On Friday, I joined my photography pal, Pete Walkden, to visit a site where Short eared owls have been making an appearance regularly. I have only seen these birds once before, several years ago and my attempts to photograph them failed miserably! Photographing birds in flight is a challenge and takes a fair amount of practise. It is an art to be able to track the bird in the eyepiece,keeping the centre focus point in place, let alone checking your exposure and shutter speed! I was really keen to see what I could achieve this time. Despite the fact I do not spend as much time with my camera as I would like to, my photography is improving and opportunities like this are a fantastic way to further improve skills and to learn what setting make for the best image.
The forecast looked promising… the skies were bright and the winter sun always makes for a good light. The only thing against us was the wind, that seemed to be picking up. Owls do not particularly like hunting in the wind… for obvious reasons. This wind was not any old wind either… it felt like it was straight from the arctic and blowing right in our faces!
The site is in Gloucestershire…. open farmland all around and a couple of large fields that were rough grassland. This kind of grassland is perfect for voles as they create burrows deep in the base of the grass. The owls roost on the ground, completely camouflaged, but hunt often in daylight, giving great opportunities for photographers! The fields were edged with a tall dry stone wall. This meant that the photographers that had turned up (and there were about 20 of them) were all able to stand behind this.
The field was huge, but often the owls chose to hunt close enough to us for amazing shots… especially if you had a monster lens…. which many of those there did have! I just had the 400mm, hand-held, as it is light enough to do so!
With the temperature hovering at 0 degrees and an icy wind that gave a wind-chill of way below zero, it was chilly to say the least…. and we scanned that filed for 5 hours before the owls decided they were hungry enough to make an appearance. We had both layered up to the hilt, but even so it was mighty cold!
Just as Pete was panicking the owls were not actually going to make an appearance ( as they had done for the last few days he had spent there!), our long-awaited resident rose up from the field opposite and graced the skies in front of us! The sun was low in the sky and the light was beautiful, coming in from behind us. Unfortunately the wind was blowing towards us, meaning the owl often hunted into the wind, meaning its back was towards us. As I attempted to track its rapid movements across the skies, it would sometimes turn into the sun, and I fired away, hoping my camera had locked onto the subject!
It was SO difficult to keep the expanded focus point on the owl as it changed direction and moved from low to high in the sky, but as I checked back on the camera, I was excited to see that some of my shots, at least, seemed to be on target!
These owls are a photographer’s dream…. their plumage is incredible and their pale faces and rich golden eyes, edged with black, make them stunning subjects.
One individual chose to hunt pretty close to us for over an hour… in burst of 5 – 10 minutes.
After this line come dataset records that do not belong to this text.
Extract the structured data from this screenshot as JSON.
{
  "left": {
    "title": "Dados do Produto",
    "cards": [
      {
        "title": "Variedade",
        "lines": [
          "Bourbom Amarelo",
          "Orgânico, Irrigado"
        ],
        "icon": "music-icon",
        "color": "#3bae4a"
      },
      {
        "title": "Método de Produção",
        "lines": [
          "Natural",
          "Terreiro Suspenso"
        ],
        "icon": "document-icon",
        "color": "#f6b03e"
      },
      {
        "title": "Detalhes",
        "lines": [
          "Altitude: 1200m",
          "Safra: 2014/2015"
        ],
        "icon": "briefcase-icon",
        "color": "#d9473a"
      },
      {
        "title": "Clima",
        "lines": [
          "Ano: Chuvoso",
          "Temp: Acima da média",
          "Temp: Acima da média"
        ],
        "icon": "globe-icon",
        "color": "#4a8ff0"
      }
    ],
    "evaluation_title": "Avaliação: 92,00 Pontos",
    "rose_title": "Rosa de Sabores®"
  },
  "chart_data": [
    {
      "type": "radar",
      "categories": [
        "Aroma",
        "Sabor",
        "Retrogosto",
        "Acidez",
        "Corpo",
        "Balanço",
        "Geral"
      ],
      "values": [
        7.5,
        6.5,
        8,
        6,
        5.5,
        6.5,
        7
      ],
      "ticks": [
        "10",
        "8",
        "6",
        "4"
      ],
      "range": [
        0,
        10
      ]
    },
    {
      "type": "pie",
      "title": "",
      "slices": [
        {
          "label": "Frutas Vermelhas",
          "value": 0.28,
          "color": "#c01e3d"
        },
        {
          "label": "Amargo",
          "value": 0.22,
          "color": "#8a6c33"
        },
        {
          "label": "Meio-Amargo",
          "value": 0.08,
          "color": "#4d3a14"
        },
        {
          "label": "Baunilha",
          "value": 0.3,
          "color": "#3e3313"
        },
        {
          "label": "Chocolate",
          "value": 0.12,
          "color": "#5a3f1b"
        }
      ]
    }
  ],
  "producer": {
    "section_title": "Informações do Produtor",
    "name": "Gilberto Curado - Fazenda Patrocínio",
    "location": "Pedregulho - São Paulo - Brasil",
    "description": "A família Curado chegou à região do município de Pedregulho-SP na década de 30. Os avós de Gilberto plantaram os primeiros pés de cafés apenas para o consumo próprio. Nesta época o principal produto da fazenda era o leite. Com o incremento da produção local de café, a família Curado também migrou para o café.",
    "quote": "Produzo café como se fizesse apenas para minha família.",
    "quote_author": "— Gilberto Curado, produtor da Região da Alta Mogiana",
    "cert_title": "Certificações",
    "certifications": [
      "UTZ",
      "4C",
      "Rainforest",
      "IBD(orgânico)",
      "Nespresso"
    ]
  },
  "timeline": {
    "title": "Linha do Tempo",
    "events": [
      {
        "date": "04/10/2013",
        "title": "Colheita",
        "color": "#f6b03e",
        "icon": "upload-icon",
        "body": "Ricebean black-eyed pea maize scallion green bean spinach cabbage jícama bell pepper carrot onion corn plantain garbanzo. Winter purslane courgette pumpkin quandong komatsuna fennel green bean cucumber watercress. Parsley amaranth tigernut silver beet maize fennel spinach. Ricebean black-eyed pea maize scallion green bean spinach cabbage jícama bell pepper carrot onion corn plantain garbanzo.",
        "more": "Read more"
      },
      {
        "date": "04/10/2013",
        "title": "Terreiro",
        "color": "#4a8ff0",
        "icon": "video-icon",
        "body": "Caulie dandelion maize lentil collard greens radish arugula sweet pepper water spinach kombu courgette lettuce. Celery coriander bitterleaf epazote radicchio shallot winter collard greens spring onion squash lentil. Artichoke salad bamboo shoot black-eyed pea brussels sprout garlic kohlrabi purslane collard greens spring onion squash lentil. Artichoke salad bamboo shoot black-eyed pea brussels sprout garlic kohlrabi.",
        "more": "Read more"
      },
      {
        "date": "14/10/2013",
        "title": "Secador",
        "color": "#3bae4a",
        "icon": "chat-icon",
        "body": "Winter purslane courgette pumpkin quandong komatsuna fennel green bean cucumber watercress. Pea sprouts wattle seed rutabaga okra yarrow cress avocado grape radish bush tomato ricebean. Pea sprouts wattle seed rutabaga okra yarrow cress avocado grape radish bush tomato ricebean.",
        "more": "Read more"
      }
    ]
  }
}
I really wanted some shots with it close to or in the grassland, but it spent a lot of time above, in the sky, making exposure very difficult. I had seen some of Pete and Andy Howard’s amazing shots, along with many others on the Internet… and it made me appreciate the skills of these guys. To capture that moment they dive, with the correct exposure, composure and shutter speed is definitely a skill!
We stayed until the light was too low for any decent shots and our frozen hands could no longer feel the camera let alone fire a shot. It was time to head to a pub with a wood burner for some supper and to warm up!
I couldn’t wait to have a look at the shots I had captured. Yes, I had loads of blurred ones or where the owl was racing out of the shot… or not in it at all! Sometimes, though, I got it right and was thrilled with my results. These are certainly the best shots I have taken to date. Here are a few screen shots to give you a flavour….
I like to get a bit ‘arty’ with my shots too and I feel these owls look great in black and white, so I cropped and processed a few to show something a little different to the many shots we see on the Internet…
It was a privilege to be part of this owl’s world; to see it hunting within this landscape and to appreciate its stunning beauty and power. I hope I have captured some of that in my images.
My other favourite shots can be seen on my Flickr account HERE.